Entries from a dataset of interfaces
☆ ☆ ☆ ☆ ☆ ☆ ☆

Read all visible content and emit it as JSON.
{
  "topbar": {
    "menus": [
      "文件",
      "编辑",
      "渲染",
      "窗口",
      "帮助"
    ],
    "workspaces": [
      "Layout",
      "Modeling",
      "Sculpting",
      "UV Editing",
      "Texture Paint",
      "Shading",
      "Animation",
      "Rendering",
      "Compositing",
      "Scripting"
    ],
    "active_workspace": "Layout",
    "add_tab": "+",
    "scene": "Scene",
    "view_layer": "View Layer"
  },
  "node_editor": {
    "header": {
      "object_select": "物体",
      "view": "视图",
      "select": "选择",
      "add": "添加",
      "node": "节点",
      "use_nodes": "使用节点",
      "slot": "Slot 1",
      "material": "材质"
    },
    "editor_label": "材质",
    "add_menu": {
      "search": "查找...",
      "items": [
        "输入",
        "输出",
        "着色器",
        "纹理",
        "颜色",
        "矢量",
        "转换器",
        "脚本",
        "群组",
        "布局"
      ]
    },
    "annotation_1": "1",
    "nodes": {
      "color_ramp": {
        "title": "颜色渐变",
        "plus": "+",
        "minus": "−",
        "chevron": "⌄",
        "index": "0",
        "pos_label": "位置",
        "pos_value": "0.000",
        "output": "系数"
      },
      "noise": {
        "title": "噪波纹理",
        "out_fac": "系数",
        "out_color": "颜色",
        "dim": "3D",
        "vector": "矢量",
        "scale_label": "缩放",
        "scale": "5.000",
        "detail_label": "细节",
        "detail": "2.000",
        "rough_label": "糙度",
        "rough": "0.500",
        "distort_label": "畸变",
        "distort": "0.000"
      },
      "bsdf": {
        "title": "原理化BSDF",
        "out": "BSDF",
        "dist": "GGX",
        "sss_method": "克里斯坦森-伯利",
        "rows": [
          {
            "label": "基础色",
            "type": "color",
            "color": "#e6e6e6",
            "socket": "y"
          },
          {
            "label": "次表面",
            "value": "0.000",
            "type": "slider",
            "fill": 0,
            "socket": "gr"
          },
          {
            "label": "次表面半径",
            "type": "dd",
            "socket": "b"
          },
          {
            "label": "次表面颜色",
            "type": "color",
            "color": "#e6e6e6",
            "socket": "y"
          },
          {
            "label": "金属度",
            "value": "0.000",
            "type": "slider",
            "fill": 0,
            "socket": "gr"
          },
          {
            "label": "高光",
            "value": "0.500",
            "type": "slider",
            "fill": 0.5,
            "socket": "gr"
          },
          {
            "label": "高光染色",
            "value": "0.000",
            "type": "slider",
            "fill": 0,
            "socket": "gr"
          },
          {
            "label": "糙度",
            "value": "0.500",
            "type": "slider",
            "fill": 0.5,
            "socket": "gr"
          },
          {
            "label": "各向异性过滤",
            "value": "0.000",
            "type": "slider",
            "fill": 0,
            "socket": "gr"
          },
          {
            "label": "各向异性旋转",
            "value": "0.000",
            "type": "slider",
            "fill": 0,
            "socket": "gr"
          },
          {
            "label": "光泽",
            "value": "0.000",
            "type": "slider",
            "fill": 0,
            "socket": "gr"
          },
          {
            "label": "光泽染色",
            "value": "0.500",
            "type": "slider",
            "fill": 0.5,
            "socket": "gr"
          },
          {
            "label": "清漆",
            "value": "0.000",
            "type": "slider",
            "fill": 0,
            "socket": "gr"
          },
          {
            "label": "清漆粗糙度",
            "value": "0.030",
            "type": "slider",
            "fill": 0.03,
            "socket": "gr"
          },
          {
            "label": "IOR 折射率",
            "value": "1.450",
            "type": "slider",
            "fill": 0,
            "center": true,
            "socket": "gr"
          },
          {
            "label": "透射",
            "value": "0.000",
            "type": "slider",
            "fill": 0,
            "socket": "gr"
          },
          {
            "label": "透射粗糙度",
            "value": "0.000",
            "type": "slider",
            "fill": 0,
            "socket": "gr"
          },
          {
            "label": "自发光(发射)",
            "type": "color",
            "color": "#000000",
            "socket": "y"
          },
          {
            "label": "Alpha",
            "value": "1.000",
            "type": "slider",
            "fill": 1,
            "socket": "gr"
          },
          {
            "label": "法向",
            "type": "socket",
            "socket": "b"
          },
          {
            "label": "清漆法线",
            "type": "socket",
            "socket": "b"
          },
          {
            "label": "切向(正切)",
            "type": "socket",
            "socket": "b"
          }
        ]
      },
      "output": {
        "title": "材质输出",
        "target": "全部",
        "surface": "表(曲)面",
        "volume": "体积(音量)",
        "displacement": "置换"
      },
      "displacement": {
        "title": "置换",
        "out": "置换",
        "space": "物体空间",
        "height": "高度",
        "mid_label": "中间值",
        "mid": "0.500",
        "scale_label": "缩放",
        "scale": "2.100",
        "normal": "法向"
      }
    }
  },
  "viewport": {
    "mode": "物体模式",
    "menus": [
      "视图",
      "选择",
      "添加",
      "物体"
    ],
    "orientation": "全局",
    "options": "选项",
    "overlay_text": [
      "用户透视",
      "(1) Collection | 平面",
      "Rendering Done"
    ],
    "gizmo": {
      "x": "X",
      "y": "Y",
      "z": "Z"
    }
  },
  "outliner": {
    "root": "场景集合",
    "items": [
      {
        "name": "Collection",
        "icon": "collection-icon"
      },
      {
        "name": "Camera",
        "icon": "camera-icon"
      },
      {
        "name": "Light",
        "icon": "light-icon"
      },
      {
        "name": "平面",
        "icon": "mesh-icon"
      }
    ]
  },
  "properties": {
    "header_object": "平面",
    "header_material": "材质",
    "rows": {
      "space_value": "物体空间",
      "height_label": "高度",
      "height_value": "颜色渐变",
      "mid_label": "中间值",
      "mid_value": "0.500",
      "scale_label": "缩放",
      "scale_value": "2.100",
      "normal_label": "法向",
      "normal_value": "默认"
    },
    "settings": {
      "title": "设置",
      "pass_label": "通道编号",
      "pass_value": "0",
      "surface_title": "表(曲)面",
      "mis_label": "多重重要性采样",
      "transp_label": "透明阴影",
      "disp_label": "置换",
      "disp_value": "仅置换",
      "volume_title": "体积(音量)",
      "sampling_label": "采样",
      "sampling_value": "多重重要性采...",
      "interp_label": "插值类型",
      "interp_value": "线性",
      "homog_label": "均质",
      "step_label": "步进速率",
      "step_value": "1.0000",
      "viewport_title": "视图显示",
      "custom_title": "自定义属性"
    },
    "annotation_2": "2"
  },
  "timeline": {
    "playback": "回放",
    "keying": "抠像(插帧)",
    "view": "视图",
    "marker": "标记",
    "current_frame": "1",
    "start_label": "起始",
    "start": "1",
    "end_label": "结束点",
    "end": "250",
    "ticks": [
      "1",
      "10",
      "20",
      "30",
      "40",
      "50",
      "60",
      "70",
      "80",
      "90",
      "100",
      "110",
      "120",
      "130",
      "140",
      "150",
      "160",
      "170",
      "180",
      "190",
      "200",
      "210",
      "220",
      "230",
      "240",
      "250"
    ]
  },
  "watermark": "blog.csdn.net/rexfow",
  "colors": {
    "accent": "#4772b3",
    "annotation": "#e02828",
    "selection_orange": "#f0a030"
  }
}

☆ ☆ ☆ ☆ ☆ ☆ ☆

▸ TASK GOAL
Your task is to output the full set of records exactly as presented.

▸ REPLY
Read all visible content and emit it as JSON.
{
  "topbar": {
    "menus": [
      "文件",
      "编辑",
      "渲染",
      "窗口",
      "帮助"
    ],
    "workspaces": [
      "Layout",
      "Modeling",
      "Sculpting",
      "UV Editing",
      "Texture Paint",
      "Shading",
      "Animation",
      "Rendering",
      "Compositing",
      "Scripting"
    ],
    "active_workspace": "Layout",
    "add_tab": "+",
    "scene": "Scene",
    "view_layer": "View Layer"
  },
  "node_editor": {
    "header": {
      "object_select": "物体",
      "view": "视图",
      "select": "选择",
      "add": "添加",
      "node": "节点",
      "use_nodes": "使用节点",
      "slot": "Slot 1",
      "material": "材质"
    },
    "editor_label": "材质",
    "add_menu": {
      "search": "查找...",
      "items": [
        "输入",
        "输出",
        "着色器",
        "纹理",
        "颜色",
        "矢量",
        "转换器",
        "脚本",
        "群组",
        "布局"
      ]
    },
    "annotation_1": "1",
    "nodes": {
      "color_ramp": {
        "title": "颜色渐变",
        "plus": "+",
        "minus": "−",
        "chevron": "⌄",
        "index": "0",
        "pos_label": "位置",
        "pos_value": "0.000",
        "output": "系数"
      },
      "noise": {
        "title": "噪波纹理",
        "out_fac": "系数",
        "out_color": "颜色",
        "dim": "3D",
        "vector": "矢量",
        "scale_label": "缩放",
        "scale": "5.000",
        "detail_label": "细节",
        "detail": "2.000",
        "rough_label": "糙度",
        "rough": "0.500",
        "distort_label": "畸变",
        "distort": "0.000"
      },
      "bsdf": {
        "title": "原理化BSDF",
        "out": "BSDF",
        "dist": "GGX",
        "sss_method": "克里斯坦森-伯利",
        "rows": [
          {
            "label": "基础色",
            "type": "color",
            "color": "#e6e6e6",
            "socket": "y"
          },
          {
            "label": "次表面",
            "value": "0.000",
            "type": "slider",
            "fill": 0,
            "socket": "gr"
          },
          {
            "label": "次表面半径",
            "type": "dd",
            "socket": "b"
          },
          {
            "label": "次表面颜色",
            "type": "color",
            "color": "#e6e6e6",
            "socket": "y"
          },
          {
            "label": "金属度",
            "value": "0.000",
            "type": "slider",
            "fill": 0,
            "socket": "gr"
          },
          {
            "label": "高光",
            "value": "0.500",
            "type": "slider",
            "fill": 0.5,
            "socket": "gr"
          },
          {
            "label": "高光染色",
            "value": "0.000",
            "type": "slider",
            "fill": 0,
            "socket": "gr"
          },
          {
            "label": "糙度",
            "value": "0.500",
            "type": "slider",
            "fill": 0.5,
            "socket": "gr"
          },
          {
            "label": "各向异性过滤",
            "value": "0.000",
            "type": "slider",
            "fill": 0,
            "socket": "gr"
          },
          {
            "label": "各向异性旋转",
            "value": "0.000",
            "type": "slider",
            "fill": 0,
            "socket": "gr"
          },
          {
            "label": "光泽",
            "value": "0.000",
            "type": "slider",
            "fill": 0,
            "socket": "gr"
          },
          {
            "label": "光泽染色",
            "value": "0.500",
            "type": "slider",
            "fill": 0.5,
            "socket": "gr"
          },
          {
            "label": "清漆",
            "value": "0.000",
            "type": "slider",
            "fill": 0,
            "socket": "gr"
          },
          {
            "label": "清漆粗糙度",
            "value": "0.030",
            "type": "slider",
            "fill": 0.03,
            "socket": "gr"
          },
          {
            "label": "IOR 折射率",
            "value": "1.450",
            "type": "slider",
            "fill": 0,
            "center": true,
            "socket": "gr"
          },
          {
            "label": "透射",
            "value": "0.000",
            "type": "slider",
            "fill": 0,
            "socket": "gr"
          },
          {
            "label": "透射粗糙度",
            "value": "0.000",
            "type": "slider",
            "fill": 0,
            "socket": "gr"
          },
          {
            "label": "自发光(发射)",
            "type": "color",
            "color": "#000000",
            "socket": "y"
          },
          {
            "label": "Alpha",
            "value": "1.000",
            "type": "slider",
            "fill": 1,
            "socket": "gr"
          },
          {
            "label": "法向",
            "type": "socket",
            "socket": "b"
          },
          {
            "label": "清漆法线",
            "type": "socket",
            "socket": "b"
          },
          {
            "label": "切向(正切)",
            "type": "socket",
            "socket": "b"
          }
        ]
      },
      "output": {
        "title": "材质输出",
        "target": "全部",
        "surface": "表(曲)面",
        "volume": "体积(音量)",
        "displacement": "置换"
      },
      "displacement": {
        "title": "置换",
        "out": "置换",
        "space": "物体空间",
        "height": "高度",
        "mid_label": "中间值",
        "mid": "0.500",
        "scale_label": "缩放",
        "scale": "2.100",
        "normal": "法向"
      }
    }
  },
  "viewport": {
    "mode": "物体模式",
    "menus": [
      "视图",
      "选择",
      "添加",
      "物体"
    ],
    "orientation": "全局",
    "options": "选项",
    "overlay_text": [
      "用户透视",
      "(1) Collection | 平面",
      "Rendering Done"
    ],
    "gizmo": {
      "x": "X",
      "y": "Y",
      "z": "Z"
    }
  },
  "outliner": {
    "root": "场景集合",
    "items": [
      {
        "name": "Collection",
        "icon": "collection-icon"
      },
      {
        "name": "Camera",
        "icon": "camera-icon"
      },
      {
        "name": "Light",
        "icon": "light-icon"
      },
      {
        "name": "平面",
        "icon": "mesh-icon"
      }
    ]
  },
  "properties": {
    "header_object": "平面",
    "header_material": "材质",
    "rows": {
      "space_value": "物体空间",
      "height_label": "高度",
      "height_value": "颜色渐变",
      "mid_label": "中间值",
      "mid_value": "0.500",
      "scale_label": "缩放",
      "scale_value": "2.100",
      "normal_label": "法向",
      "normal_value": "默认"
    },
    "settings": {
      "title": "设置",
      "pass_label": "通道编号",
      "pass_value": "0",
      "surface_title": "表(曲)面",
      "mis_label": "多重重要性采样",
      "transp_label": "透明阴影",
      "disp_label": "置换",
      "disp_value": "仅置换",
      "volume_title": "体积(音量)",
      "sampling_label": "采样",
      "sampling_value": "多重重要性采...",
      "interp_label": "插值类型",
      "interp_value": "线性",
      "homog_label": "均质",
      "step_label": "步进速率",
      "step_value": "1.0000",
      "viewport_title": "视图显示",
      "custom_title": "自定义属性"
    },
    "annotation_2": "2"
  },
  "timeline": {
    "playback": "回放",
    "keying": "抠像(插帧)",
    "view": "视图",
    "marker": "标记",
    "current_frame": "1",
    "start_label": "起始",
    "start": "1",
    "end_label": "结束点",
    "end": "250",
    "ticks": [
      "1",
      "10",
      "20",
      "30",
      "40",
      "50",
      "60",
      "70",
      "80",
      "90",
      "100",
      "110",
      "120",
      "130",
      "140",
      "150",
      "160",
      "170",
      "180",
      "190",
      "200",
      "210",
      "220",
      "230",
      "240",
      "250"
    ]
  },
  "watermark": "blog.csdn.net/rexfow",
  "colors": {
    "accent": "#4772b3",
    "annotation": "#e02828",
    "selection_orange": "#f0a030"
  }
}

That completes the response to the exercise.